Test Kitchen Notes
This frittata was just delicious and a great way to pull together leftover grains or pantry items quickly. I used cotija and panko in lieu of feta and breadcrumbs and chose tarragon and thyme for the herbs -- it was a great combination. It seems hard to go wrong with any grain/cheese/herb choice. The quinoa gave some nice chew to the dish, and the crunchy breadcrumbs were a perfect topper. I think the leftovers would taste especially great with a dollop of something like marinara sauce, salsa, or yogurt the next day. —savorthis
2 with leftovers for 1
eggs or 3 whole eggs and 2 whites
Small pinch of freshly grated nutmeg
fresh bread crumbs
Olive oil for the pan
medium shallot, thickly sliced lengthwise
chopped fresh herbs, like marjoram and thyme, or oregano and basil, or rosemary and sage, etc.
coarsely chopped or torn Italian parsley leaves
1 to 2 tablespoons
crumbled feta cheese, to taste (or any other similar cheese)
finely grated Parmigiano Reggiano, Pecorino Romano, or Asiago
Freshly ground pepper
In This Recipe
Crumble bread crumbs into a small bowl and drizzle the melted butter over them with a tiny pinch of salt and some freshly ground pepper. Toss gently to coat. (If your bread crumbs are a bit moist, toast them first briefly in a skillet over medium heat.)

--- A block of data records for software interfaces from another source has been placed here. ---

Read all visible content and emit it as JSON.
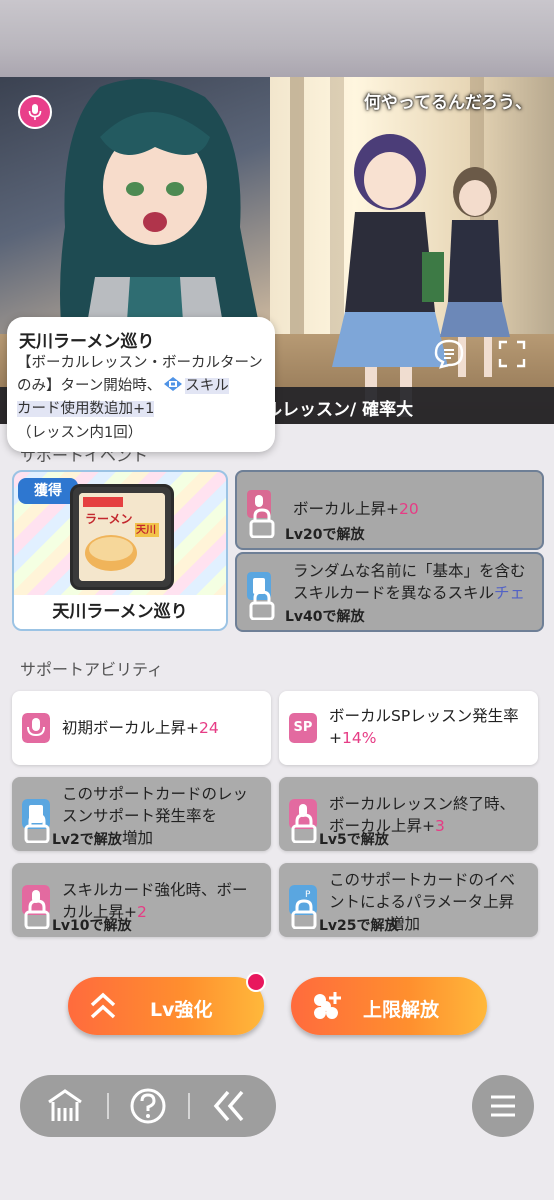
{
  "illustration": {
    "voice_line": "何やってるんだろう、",
    "skill_bar_text": "ルレッスン/ 確率大",
    "icons": [
      "microphone-icon",
      "chat-bubble-icon",
      "fullscreen-icon"
    ]
  },
  "tooltip": {
    "title": "天川ラーメン巡り",
    "line1": "【ボーカルレッスン・ボーカルターンのみ】ターン開始時、",
    "highlight": "スキルカード使用数追加+1",
    "highlight_a": "スキル",
    "highlight_b": "カード使用数追加+1",
    "note": "（レッスン内1回）"
  },
  "support_event": {
    "heading": "サポートイベント",
    "acquired_badge": "獲得",
    "acquired_label": "天川ラーメン巡り",
    "event_img_text": [
      "天川",
      "ラーメン"
    ],
    "locked": [
      {
        "text": "ボーカル上昇+",
        "value": "20",
        "unlock": "Lv20で解放"
      },
      {
        "text": "ランダムな名前に「基本」を含むスキルカードを異なるスキル",
        "tail": "チェンジ",
        "unlock": "Lv40で解放"
      }
    ]
  },
  "support_ability": {
    "heading": "サポートアビリティ",
    "cards": [
      {
        "text": "初期ボーカル上昇+",
        "value": "24",
        "unlock": ""
      },
      {
        "text": "ボーカルSPレッスン発生率+",
        "value": "14%",
        "unlock": ""
      },
      {
        "text": "このサポートカードのレッスンサポート発生率を",
        "value": "",
        "tail": "増加",
        "unlock": "Lv2で解放"
      },
      {
        "text": "ボーカルレッスン終了時、ボーカル上昇+",
        "value": "3",
        "unlock": "Lv5で解放"
      },
      {
        "text": "スキルカード強化時、ボーカル上昇+",
        "value": "2",
        "unlock": "Lv10で解放"
      },
      {
        "text": "このサポートカードのイベントによるパラメータ上昇",
        "value": "",
        "tail": "増加",
        "unlock": "Lv25で解放"
      }
    ],
    "sp_badge": "SP"
  },
  "actions": {
    "lv_up": "Lv強化",
    "limit_break": "上限解放"
  },
  "colors": {
    "accent_pink": "#e63c85",
    "button_orange": "#ff8f2e",
    "badge_blue": "#2e77d0"
  }
}
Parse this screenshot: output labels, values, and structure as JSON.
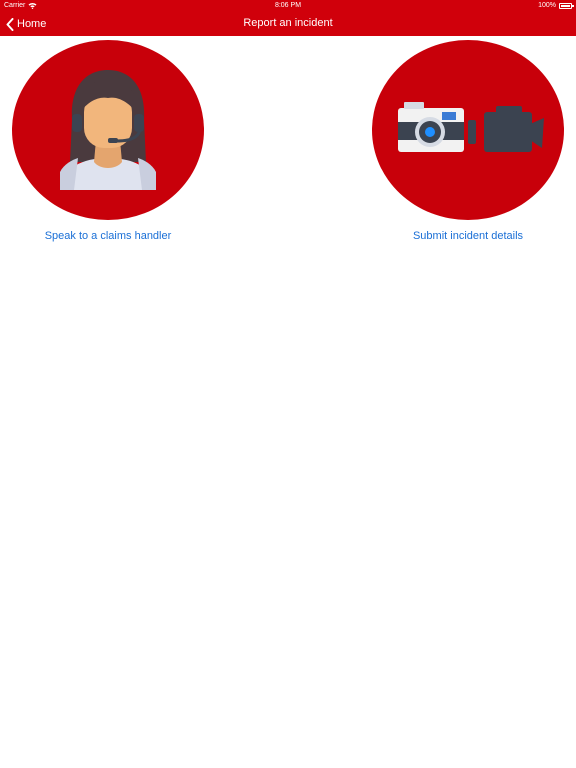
{
  "status_bar": {
    "carrier": "Carrier",
    "time": "8:06 PM",
    "battery": "100%"
  },
  "nav": {
    "back_label": "Home",
    "title": "Report an incident"
  },
  "tiles": [
    {
      "label": "Speak to a claims handler",
      "icon": "call-agent-icon"
    },
    {
      "label": "Submit incident details",
      "icon": "camera-video-icon"
    }
  ],
  "colors": {
    "brand_red": "#d0000b",
    "link_blue": "#1a6fd6"
  }
}
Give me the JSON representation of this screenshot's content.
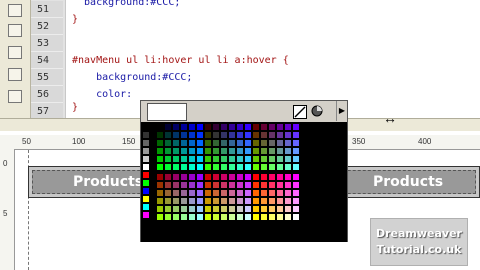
{
  "editor": {
    "lines": [
      {
        "num": "51",
        "text": "  background:#CCC;",
        "cls": "prop"
      },
      {
        "num": "52",
        "text": "}",
        "cls": "brace"
      },
      {
        "num": "53",
        "text": "",
        "cls": "prop"
      },
      {
        "num": "54",
        "text": "#navMenu ul li:hover ul li a:hover {",
        "cls": "sel"
      },
      {
        "num": "55",
        "text": "    background:#CCC;",
        "cls": "prop"
      },
      {
        "num": "56",
        "text": "    color:",
        "cls": "prop"
      },
      {
        "num": "57",
        "text": "}",
        "cls": "brace"
      }
    ]
  },
  "ruler": {
    "top_labels": [
      "50",
      "100",
      "150",
      "200",
      "250",
      "300",
      "350",
      "400"
    ],
    "left_labels": [
      "0",
      "5"
    ]
  },
  "design": {
    "nav_item_1": "Products",
    "nav_item_2": "Products"
  },
  "palette": {
    "preview_color": "#ffffff",
    "no_color_icon": "no-color-icon",
    "system_color_icon": "color-wheel-icon",
    "menu_arrow": "▶"
  },
  "watermark": {
    "line1": "Dreamweaver",
    "line2": "Tutorial.co.uk"
  },
  "cursor_glyph": "↔"
}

Turn on broiler.
Beat the eggs with the quinoa. Add the nutmeg, a pinch of salt, and freshly ground pepper to taste.
On the stove, drizzle a teaspoon or two of oil into a medium-sized oven-proof skillet, and sauté the shallots over medium heat to soften, about one minute.
Still using medium heat, pour the eggs and quinoa into the skillet. Sprinkle on the herbs. Use a spatula to lift the edges, tilting the pan to allow the uncooked egg to flow into the exposed areas under the lifted edges. As soon as the eggs begin to set on the stove, remove the pan from the heat.

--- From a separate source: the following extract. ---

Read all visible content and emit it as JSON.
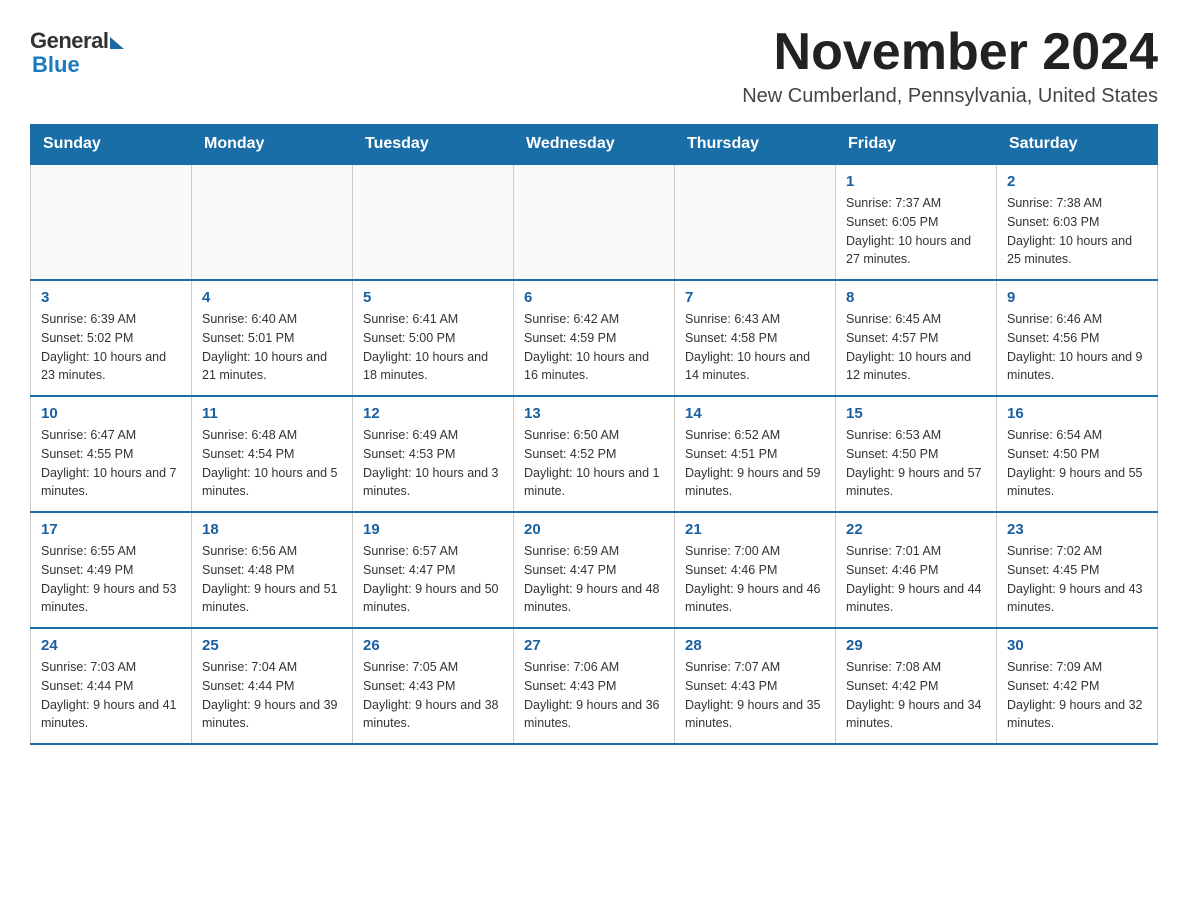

Sprinkle the cheeses on top. Put under the broiler for 30 seconds, remove, sprinkle on the buttered crumbs, and put back under the broiler for another 30 seconds, or until the crumbs and cheese are nicely browned.
Enjoy!! ;o) This also tastes great at room temperature.
When I'm not working (negotiating transactions for internet companies), or outside enjoying the gorgeous surroundings here in the San Francisco Bay Area, I'm likely to be cooking, shopping for food, planning my next culinary experiment, or researching, voraciously, whatever interests me. In my kitchen, no matter what I am doing -- and I actually don't mind cleaning up -- I am deeply grateful for having the means to create, share with others and eat great food. Life is very good. ;o)